Dataset

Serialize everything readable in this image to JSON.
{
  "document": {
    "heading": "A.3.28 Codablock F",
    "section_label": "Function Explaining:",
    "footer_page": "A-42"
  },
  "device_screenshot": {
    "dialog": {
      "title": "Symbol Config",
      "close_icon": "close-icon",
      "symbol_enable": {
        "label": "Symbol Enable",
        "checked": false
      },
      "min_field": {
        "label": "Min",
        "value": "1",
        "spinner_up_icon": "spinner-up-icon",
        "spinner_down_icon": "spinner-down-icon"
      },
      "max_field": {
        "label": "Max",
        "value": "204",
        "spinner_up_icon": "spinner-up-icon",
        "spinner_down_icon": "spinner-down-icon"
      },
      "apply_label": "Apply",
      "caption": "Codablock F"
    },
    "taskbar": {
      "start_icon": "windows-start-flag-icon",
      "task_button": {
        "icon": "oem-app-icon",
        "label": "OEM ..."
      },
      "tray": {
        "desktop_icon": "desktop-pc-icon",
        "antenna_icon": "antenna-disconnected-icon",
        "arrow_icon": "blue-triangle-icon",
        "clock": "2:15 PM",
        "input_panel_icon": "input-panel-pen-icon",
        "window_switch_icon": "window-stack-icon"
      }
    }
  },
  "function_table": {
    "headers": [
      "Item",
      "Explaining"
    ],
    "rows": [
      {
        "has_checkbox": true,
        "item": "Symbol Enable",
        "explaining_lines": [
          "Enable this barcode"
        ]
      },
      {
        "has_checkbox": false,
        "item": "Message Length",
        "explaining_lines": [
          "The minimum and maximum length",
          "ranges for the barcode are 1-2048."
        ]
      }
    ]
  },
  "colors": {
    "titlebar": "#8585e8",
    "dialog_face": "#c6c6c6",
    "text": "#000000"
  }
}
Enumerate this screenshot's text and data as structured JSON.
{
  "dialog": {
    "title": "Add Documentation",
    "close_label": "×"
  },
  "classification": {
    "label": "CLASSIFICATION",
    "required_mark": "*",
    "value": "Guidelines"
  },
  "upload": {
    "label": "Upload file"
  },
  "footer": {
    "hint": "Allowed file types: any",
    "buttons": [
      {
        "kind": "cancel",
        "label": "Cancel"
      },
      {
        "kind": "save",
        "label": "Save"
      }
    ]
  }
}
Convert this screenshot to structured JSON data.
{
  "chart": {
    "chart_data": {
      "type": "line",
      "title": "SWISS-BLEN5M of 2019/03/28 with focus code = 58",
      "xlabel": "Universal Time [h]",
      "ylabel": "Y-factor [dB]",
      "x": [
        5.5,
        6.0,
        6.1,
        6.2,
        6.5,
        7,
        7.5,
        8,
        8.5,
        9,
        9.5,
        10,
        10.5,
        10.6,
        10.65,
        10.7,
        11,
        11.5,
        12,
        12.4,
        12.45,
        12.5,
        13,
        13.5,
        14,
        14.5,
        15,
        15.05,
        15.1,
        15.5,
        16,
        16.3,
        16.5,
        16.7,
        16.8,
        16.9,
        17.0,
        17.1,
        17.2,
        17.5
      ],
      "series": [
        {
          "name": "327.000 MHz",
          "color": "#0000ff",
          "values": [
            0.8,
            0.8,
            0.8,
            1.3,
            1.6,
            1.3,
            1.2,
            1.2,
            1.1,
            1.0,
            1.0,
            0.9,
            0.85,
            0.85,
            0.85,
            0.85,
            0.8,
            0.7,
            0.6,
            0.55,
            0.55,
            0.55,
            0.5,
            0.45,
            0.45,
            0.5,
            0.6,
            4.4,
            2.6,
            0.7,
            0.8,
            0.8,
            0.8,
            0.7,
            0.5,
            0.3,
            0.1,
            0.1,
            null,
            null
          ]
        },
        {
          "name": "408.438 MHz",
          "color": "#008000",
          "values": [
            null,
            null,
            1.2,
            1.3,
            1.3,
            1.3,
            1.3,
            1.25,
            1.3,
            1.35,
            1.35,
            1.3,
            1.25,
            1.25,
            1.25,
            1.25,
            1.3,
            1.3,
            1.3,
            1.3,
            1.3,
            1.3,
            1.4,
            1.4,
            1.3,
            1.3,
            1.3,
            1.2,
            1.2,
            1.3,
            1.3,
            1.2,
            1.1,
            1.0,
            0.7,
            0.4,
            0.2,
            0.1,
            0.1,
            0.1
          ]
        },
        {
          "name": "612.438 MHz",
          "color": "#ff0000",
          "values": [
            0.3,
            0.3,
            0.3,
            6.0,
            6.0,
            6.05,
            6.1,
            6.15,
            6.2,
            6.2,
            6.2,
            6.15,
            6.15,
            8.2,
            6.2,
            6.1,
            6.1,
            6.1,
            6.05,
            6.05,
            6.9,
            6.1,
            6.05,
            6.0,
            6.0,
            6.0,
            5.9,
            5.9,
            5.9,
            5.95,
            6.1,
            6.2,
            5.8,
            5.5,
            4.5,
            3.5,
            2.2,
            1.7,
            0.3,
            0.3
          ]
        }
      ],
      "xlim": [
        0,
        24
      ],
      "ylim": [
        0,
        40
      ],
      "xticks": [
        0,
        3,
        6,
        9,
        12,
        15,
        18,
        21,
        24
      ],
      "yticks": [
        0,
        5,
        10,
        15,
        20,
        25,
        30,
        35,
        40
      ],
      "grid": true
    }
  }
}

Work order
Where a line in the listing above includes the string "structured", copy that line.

Task response
Enumerate this screenshot's text and data as structured JSON.
Convert this screenshot to structured JSON data.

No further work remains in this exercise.